Your latest project, a "Graphic-Tele-Novella," is called Cutie Beauty & the Trailer of Doom. It stars you as Cutie Beauty, is performed live but also filmed by several cameras at once to be put on YouTube in episodes, and includes music and comics and the character Bear-Sometimes-Man, played by emeritus UW photo professor Paul Berger. It's sort of Cindy Sherman meets Adbusters, the Kardashians, and experimental film. What exactly is it? It's like this living thing that's becoming its own organism. It started with a collaboration between me and Paul Berger. I had been teaching his spring classes while he was on sabbatical. Then I was taking students to Spain, and he asked me, "What work are you going to be doing in Spain? Are you working with another persona? Are you taking all of your wigs?"

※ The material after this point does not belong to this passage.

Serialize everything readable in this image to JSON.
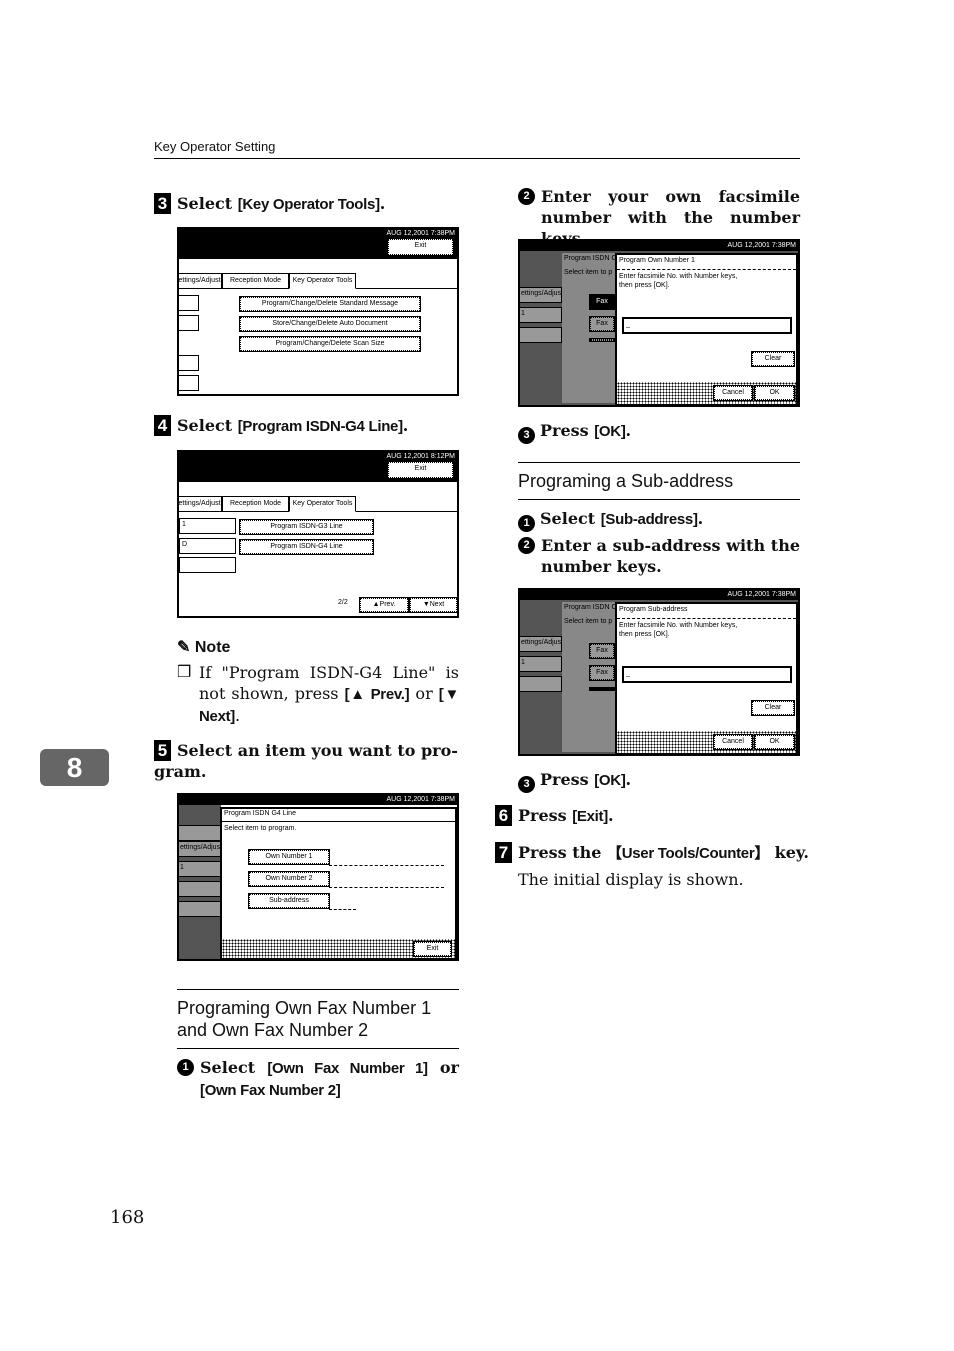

I said, "Yeah, I want to be this persona who delivers soliloquies, because I'm going to be teaching all day, and I'll have no time to myself except when I wake up in the morning and when I go to bed at night." I wanted to be like the Log Lady, who says these prophetic things, but nonsensical.
I decided I would let my students decide who she is. They each wrote down character traits. They had a brunch and read the traits into a confessional camera hidden in the refrigerator. When I edited the episode footage later, I was able to learn who my character was: Cutie Beauty is always late. Cutie Beauty has daddy issues. Cutie Beauty has a secret husband in prison. Cutie Beauty lives in a camper trailer. Now I write scripts, but I have to honor her character traits. And people are still writing them.
Like who? Anyone I give a prompt to. Prompts are based on various things. Like these cards. You can have that one. [Pulls a Rhymo Dominoes card with the words and pictures for a ram and a dinner plate out of her bag and pushes it across the table.] You can do anything. Write anything. Cutie Beauty is defined by the people around her.
Why? I don't know, other than I am really interested in how society shapes us. I'm kind of a chameleon in some ways. It's partly because I'm a middle child, and my sister was made fun of because she had really bowed legs, and I would take that role of trying to defend her but make people like her. It was really hard for her, growing up in a small town. We were in Newcastle, Wyoming. One stoplight. Everyone is ranchers, coal miners, or they work in the oil fields. It's a place where everyone is the same for the most part, so one little abnormality makes you a total outcast.
Music, movies, art—what's the biggest influence? Cinema more than anything. David Lynch. Have you seen the HBO show Carnivàle? Terry Gilliam. But musicians, too, like PJ Harvey. I love her. I would become her in my bedroom. The Pixies I couldn't help, because I love Kim Deal. Some of my favorite filmmakers are Jeunet and Caro; they did Delicatessen.
What do they have in common, the common thread? It's just a feeling. Feeling alive and feeling haunted, feeling empowered to activate the senses and not be afraid of them. I think I'm more into the dark, the subversive, the sadcore—it inspires my visual field in some way. And my first photography teacher was a feminist, and I really responded. I was like, yes, just let it all out, who cares? I can photograph penises and do what I want with them.
Did you do that? Yes [laughs]. I photographed my boyfriend at the time's penis. It's so embarrassing. This is art school, so tampon in the teacup is okay, right? I went to the cemetery and decorated the statues with leopard-print panties and photographed them, and then the central statue—I put the penis on a pedestal. I had five panels. The biggest was 16 by 20.
Five panels for one penis? For one penis. It was a great penis, though. People were like, "Whoa, really?" And I was like, "How do you know? It's out of context." It was taller than me. I'm five foot three, and it was a hundred inches.
My video of the lap dance—this is when I figured out what I wanted to do. [The video is a loop of a woman's white-cable-knit-stockinged feet dancing on a man's lap as an erection repeatedly appears under his gray slacks.] It played on a small TV. You put this dress over your head to watch it, like a peep show, with mirrors so it was reflected infinitely.
Is Cutie Beauty cute and beautiful at the same time? Can something be? I think of beauty as being where empathy is. I mean, things that are ugly can be beautiful. And then, there's something also to the cute and the innocent, the small and the tangible. My husband recently got me this little dog from a bubble-gum machine, and I can't even explain how fucking cute this thing is, and it's so dumb. I put it on my dashboard, and we were driving up to get on the ferry, and I'm looking at this cute little dog, and I almost drove us off the road. What the hell is that?
Then there's the whole thing about how the eyes of a baby are placed in a certain place on the head so you think it's cute and don't abandon it—well, that's cute, but it's empathy, it's beauty, too. It's survival.
Keeara Rhoades shares her photography, video, and music at keeararhoades.com, where there's a link to episodes of Cutie Beauty & the Trailer of Doom. On Valentine's Day, Cutie Beauty will be performing her instructional video live on how to do the Bear-Sometimes-Man walk. Participation is encouraged. The theme song for B-S-M is posted at prettyfences.bandcamp.com.